Frameworks and Strategies for Commercialization Success in the Biopharmaceutical Ecosystem

The “biopharmaceutical ecosystem” is a multibillion-dollar industry that encompasses large and small drug companies; ancillary providers of services, technologies, equipment, and infrastructure support; and tertiary groups that provide policy direction, regulatory standards, incubator space, and more. This ecosystem is vast and dynamic, evolving constantly as new ideas take hold to push the industry in new directions and present new opportunities for innovation and commercialization.
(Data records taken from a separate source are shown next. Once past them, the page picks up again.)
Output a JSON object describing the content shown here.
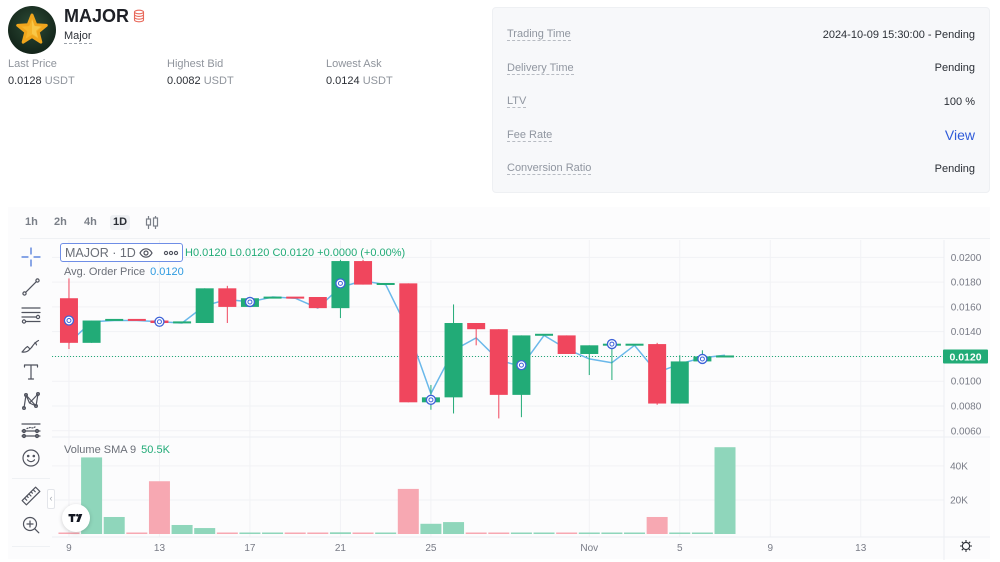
{
  "token": {
    "symbol": "MAJOR",
    "name": "Major",
    "logo_icon": "star-logo",
    "badge_icon": "coins-icon"
  },
  "stats": [
    {
      "label": "Last Price",
      "value": "0.0128",
      "unit": "USDT"
    },
    {
      "label": "Highest Bid",
      "value": "0.0082",
      "unit": "USDT"
    },
    {
      "label": "Lowest Ask",
      "value": "0.0124",
      "unit": "USDT"
    }
  ],
  "info_panel": {
    "rows": [
      {
        "label": "Trading Time",
        "value": "2024-10-09 15:30:00 - Pending"
      },
      {
        "label": "Delivery Time",
        "value": "Pending"
      },
      {
        "label": "LTV",
        "value": "100 %"
      },
      {
        "label": "Fee Rate",
        "value": "View"
      },
      {
        "label": "Conversion Ratio",
        "value": "Pending"
      }
    ]
  },
  "chart": {
    "intervals": [
      {
        "label": "1h",
        "active": false
      },
      {
        "label": "2h",
        "active": false
      },
      {
        "label": "4h",
        "active": false
      },
      {
        "label": "1D",
        "active": true
      }
    ],
    "chart_type_icon": "candles-icon",
    "tools": [
      "crosshair-icon",
      "trend-line-icon",
      "fib-retracement-icon",
      "brush-icon",
      "text-icon",
      "pattern-icon",
      "prediction-icon",
      "emoji-icon",
      "ruler-icon",
      "zoom-in-icon"
    ],
    "legend": {
      "symbol": "MAJOR · 1D",
      "high": "H0.0120",
      "low": "L0.0120",
      "close": "C0.0120",
      "change": "+0.0000 (+0.00%)"
    },
    "avg_order_price": {
      "label": "Avg. Order Price",
      "value": "0.0120"
    },
    "volume_legend": {
      "label": "Volume SMA 9",
      "value": "50.5K"
    },
    "current_price_label": "0.0120",
    "collapse_label": "‹"
  },
  "colors": {
    "up": "#22ab77",
    "down": "#f0465d",
    "up_volume": "#8fd6bb",
    "down_volume": "#f7a8b2",
    "line": "#6ab8ea",
    "marker": "#3d62d8",
    "link": "#2f5bd9"
  },
  "chart_data": {
    "type": "candlestick",
    "title": "MAJOR · 1D",
    "grid": true,
    "dates": [
      "Oct 9",
      "Oct 10",
      "Oct 11",
      "Oct 12",
      "Oct 13",
      "Oct 14",
      "Oct 15",
      "Oct 16",
      "Oct 17",
      "Oct 18",
      "Oct 19",
      "Oct 20",
      "Oct 21",
      "Oct 22",
      "Oct 23",
      "Oct 24",
      "Oct 25",
      "Oct 26",
      "Oct 27",
      "Oct 28",
      "Oct 29",
      "Oct 30",
      "Oct 31",
      "Nov 1",
      "Nov 2",
      "Nov 3",
      "Nov 4",
      "Nov 5",
      "Nov 6",
      "Nov 7"
    ],
    "ohlc_order": [
      "open",
      "high",
      "low",
      "close"
    ],
    "ohlc": [
      [
        0.0167,
        0.0183,
        0.0126,
        0.0131
      ],
      [
        0.0131,
        0.0149,
        0.0131,
        0.0149
      ],
      [
        0.0149,
        0.015,
        0.0149,
        0.015
      ],
      [
        0.015,
        0.015,
        0.0149,
        0.0149
      ],
      [
        0.0149,
        0.0149,
        0.0147,
        0.0147
      ],
      [
        0.0147,
        0.0148,
        0.0147,
        0.0148
      ],
      [
        0.0147,
        0.0175,
        0.0147,
        0.0175
      ],
      [
        0.0175,
        0.0177,
        0.0147,
        0.016
      ],
      [
        0.016,
        0.0167,
        0.016,
        0.0167
      ],
      [
        0.0167,
        0.0168,
        0.0167,
        0.0168
      ],
      [
        0.0168,
        0.0168,
        0.0167,
        0.0167
      ],
      [
        0.0168,
        0.0168,
        0.0159,
        0.0159
      ],
      [
        0.0159,
        0.0198,
        0.0151,
        0.0197
      ],
      [
        0.0197,
        0.0198,
        0.0178,
        0.0178
      ],
      [
        0.0178,
        0.0179,
        0.0178,
        0.0179
      ],
      [
        0.0179,
        0.0179,
        0.0083,
        0.0083
      ],
      [
        0.0083,
        0.0097,
        0.0077,
        0.0087
      ],
      [
        0.0087,
        0.0162,
        0.0074,
        0.0147
      ],
      [
        0.0147,
        0.0147,
        0.0129,
        0.0142
      ],
      [
        0.0142,
        0.0142,
        0.007,
        0.0089
      ],
      [
        0.0089,
        0.0137,
        0.0071,
        0.0137
      ],
      [
        0.0137,
        0.0138,
        0.0137,
        0.0138
      ],
      [
        0.0137,
        0.0137,
        0.0122,
        0.0122
      ],
      [
        0.0122,
        0.0129,
        0.0105,
        0.0129
      ],
      [
        0.0129,
        0.013,
        0.0101,
        0.013
      ],
      [
        0.0129,
        0.013,
        0.0129,
        0.013
      ],
      [
        0.013,
        0.0131,
        0.0081,
        0.0082
      ],
      [
        0.0082,
        0.0121,
        0.0082,
        0.0116
      ],
      [
        0.0116,
        0.0125,
        0.0116,
        0.012
      ],
      [
        0.012,
        0.012,
        0.012,
        0.012
      ]
    ],
    "line": {
      "name": "price line",
      "values": [
        0.0131,
        0.0148,
        0.0149,
        0.0149,
        0.0148,
        0.0147,
        0.0161,
        0.0166,
        0.0164,
        0.0168,
        0.0167,
        0.0159,
        0.0176,
        0.0181,
        0.0178,
        0.0141,
        0.009,
        0.0125,
        0.0135,
        0.0117,
        0.0112,
        0.0137,
        0.0126,
        0.0118,
        0.0115,
        0.0129,
        0.0107,
        0.0114,
        0.0119,
        0.0121
      ]
    },
    "markers": [
      {
        "index": 0,
        "date": "Oct 9",
        "price": 0.0149
      },
      {
        "index": 4,
        "date": "Oct 13",
        "price": 0.0148
      },
      {
        "index": 8,
        "date": "Oct 17",
        "price": 0.0164
      },
      {
        "index": 12,
        "date": "Oct 21",
        "price": 0.0179
      },
      {
        "index": 16,
        "date": "Oct 25",
        "price": 0.0085
      },
      {
        "index": 20,
        "date": "Oct 29",
        "price": 0.0113
      },
      {
        "index": 24,
        "date": "Nov 2",
        "price": 0.013
      },
      {
        "index": 28,
        "date": "Nov 6",
        "price": 0.0118
      }
    ],
    "volume": {
      "name": "Volume SMA 9",
      "unit": "K",
      "values_k": [
        0.3,
        45,
        10,
        0.3,
        31,
        5.3,
        3.5,
        0.3,
        0.3,
        0.3,
        0.3,
        0.3,
        1.0,
        0.3,
        0.3,
        26.5,
        6,
        7,
        0.3,
        0.3,
        0.3,
        0.3,
        0.3,
        0.3,
        0.3,
        0.3,
        10,
        0.3,
        0.3,
        51
      ],
      "range": [
        0,
        57
      ],
      "ticks": [
        {
          "value": 40,
          "label": "40K"
        },
        {
          "value": 20,
          "label": "20K"
        }
      ]
    },
    "y_range": [
      0.0055,
      0.0214
    ],
    "y_ticks": [
      {
        "value": 0.02,
        "label": "0.0200"
      },
      {
        "value": 0.018,
        "label": "0.0180"
      },
      {
        "value": 0.016,
        "label": "0.0160"
      },
      {
        "value": 0.014,
        "label": "0.0140"
      },
      {
        "value": 0.012,
        "label": "0.0120"
      },
      {
        "value": 0.01,
        "label": "0.0100"
      },
      {
        "value": 0.008,
        "label": "0.0080"
      },
      {
        "value": 0.006,
        "label": "0.0060"
      }
    ],
    "x_range_index": [
      -0.75,
      38.68
    ],
    "x_ticks": [
      {
        "index": 0,
        "label": "9"
      },
      {
        "index": 4,
        "label": "13"
      },
      {
        "index": 8,
        "label": "17"
      },
      {
        "index": 12,
        "label": "21"
      },
      {
        "index": 16,
        "label": "25"
      },
      {
        "index": 23,
        "label": "Nov"
      },
      {
        "index": 27,
        "label": "5"
      },
      {
        "index": 31,
        "label": "9"
      },
      {
        "index": 35,
        "label": "13"
      }
    ],
    "current_price": 0.012
  }
}
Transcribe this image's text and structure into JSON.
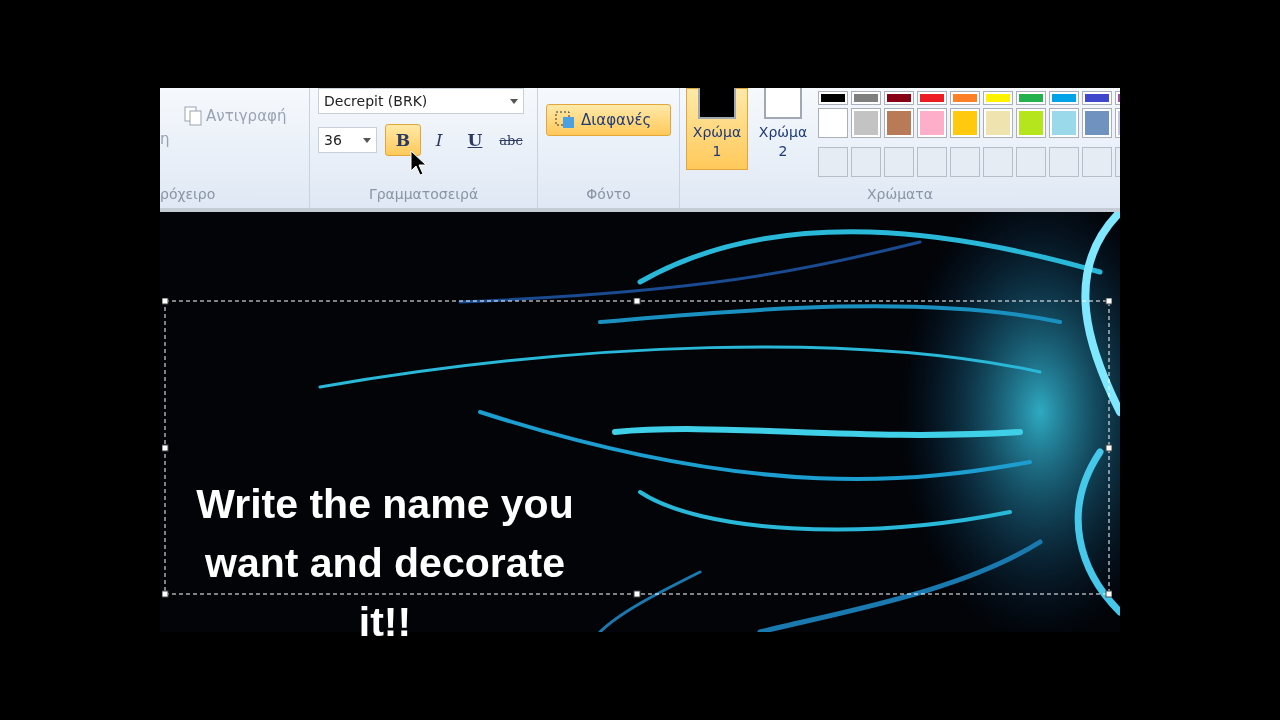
{
  "clipboard": {
    "paste_label": "η",
    "items": [
      {
        "label": "Αντιγραφή"
      }
    ],
    "group_label": "ρόχειρο"
  },
  "font": {
    "family": "Decrepit (BRK)",
    "size": "36",
    "styles": [
      {
        "kind": "bold",
        "label": "B",
        "selected": true
      },
      {
        "kind": "italic",
        "label": "I",
        "selected": false
      },
      {
        "kind": "underline",
        "label": "U",
        "selected": false
      },
      {
        "kind": "strikethrough",
        "label": "abc",
        "selected": false
      }
    ],
    "group_label": "Γραμματοσειρά"
  },
  "background": {
    "options": [
      {
        "label": "Διαφανές",
        "selected": true
      }
    ],
    "group_label": "Φόντο"
  },
  "colors": {
    "slots": [
      {
        "label": "Χρώμα 1",
        "color": "#000000",
        "selected": true
      },
      {
        "label": "Χρώμα 2",
        "color": "#ffffff",
        "selected": false
      }
    ],
    "palette": [
      {
        "color": "#000000"
      },
      {
        "color": "#7f7f7f"
      },
      {
        "color": "#880015"
      },
      {
        "color": "#ed1c24"
      },
      {
        "color": "#ff7f27"
      },
      {
        "color": "#fff200"
      },
      {
        "color": "#22b14c"
      },
      {
        "color": "#00a2e8"
      },
      {
        "color": "#3f48cc"
      },
      {
        "color": "#a349a4"
      },
      {
        "color": "#ffffff"
      },
      {
        "color": "#c3c3c3"
      },
      {
        "color": "#b97a57"
      },
      {
        "color": "#ffaec9"
      },
      {
        "color": "#ffc90e"
      },
      {
        "color": "#efe4b0"
      },
      {
        "color": "#b5e61d"
      },
      {
        "color": "#99d9ea"
      },
      {
        "color": "#7092be"
      },
      {
        "color": "#c8bfe7"
      }
    ],
    "group_label": "Χρώματα"
  },
  "caption": "Write the name you want and decorate it!!"
}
However, many companies operating within this ecosystem struggle to understand their development and commercialization strategies, and…

China Can Be Ignored No Longer: Long-Term Biopharmaceutical Opportunities Based on Near-Term Demonstrated Growth

China has long served as “the world’s factory,” but many experts in the biopharmaceutical industry have assumed that making consumer electronics, clothing, and toys for a global consumer base does not translate well to making complex biologics on the global stage. However, according to a newly released report, the biopharmaceutical market in China reached a value over US$9 billion in 2018, with the domestic monoclonal antibody (MAb) market there making up a very large percentage of that (1). Much of…

Smart Modular Package Units for Single-Use Processing: Addressing Cost, Speed, and Flexibility Challenges in Biologics Manufacturing

How to reduce costs, while still increasing speed, and flexibility in biologics manufacturing currently represent major issues for the biopharma industry. In this article, Burkhard Joksch, Product Manager Bioprocess Automation and Stuart Tindal, Product Manager FlexAct® Platform at Sartorius Stedim Biotech GmbH, detail the evolution of automation for single-use technology towards modular packaging units. They also including case studies of how these units can be used in real life cGMP processes, as well as explain the manufacturing and industry benefits…

Manufacturing Insights: Interviews from BWB 2018 Highlight Perspectives on Streamlining Manufacturing Timelines

Addressing manufacturing and technologies strategies to accelerate market entry is one of BPI’s highlighted themes for 2019. In partnership with our conference colleagues in Informa’s KNect365 division, this already has been a shared theme, reflecting the general goals of the industry and related advice from its regulators. BPI’s summer 2018 preconference ebook included interviews by Dan Stanton (editor, BioProcess Insider) with speakers previewing their talks for the BPI Conference in Boston on 7 September 2018. Two of those conversations focused…

Aspects of Acceleration: Biomanufacturers Need Smart Strategies to Speed Products to Market

No matter what the industry, it’s widely accepted that slow-moving companies give their nimbler competitors an advantage, allowing them room to dominate the market even if their products are not superior. “Me-too” products and their sponsors often are seen as followers rather than leaders — even if they offer improvements over what is already available. Fast movers are flexible and adaptive to a dynamic business environment. They capitalize on opportunities and navigate risks and challenges by responding quickly to changes…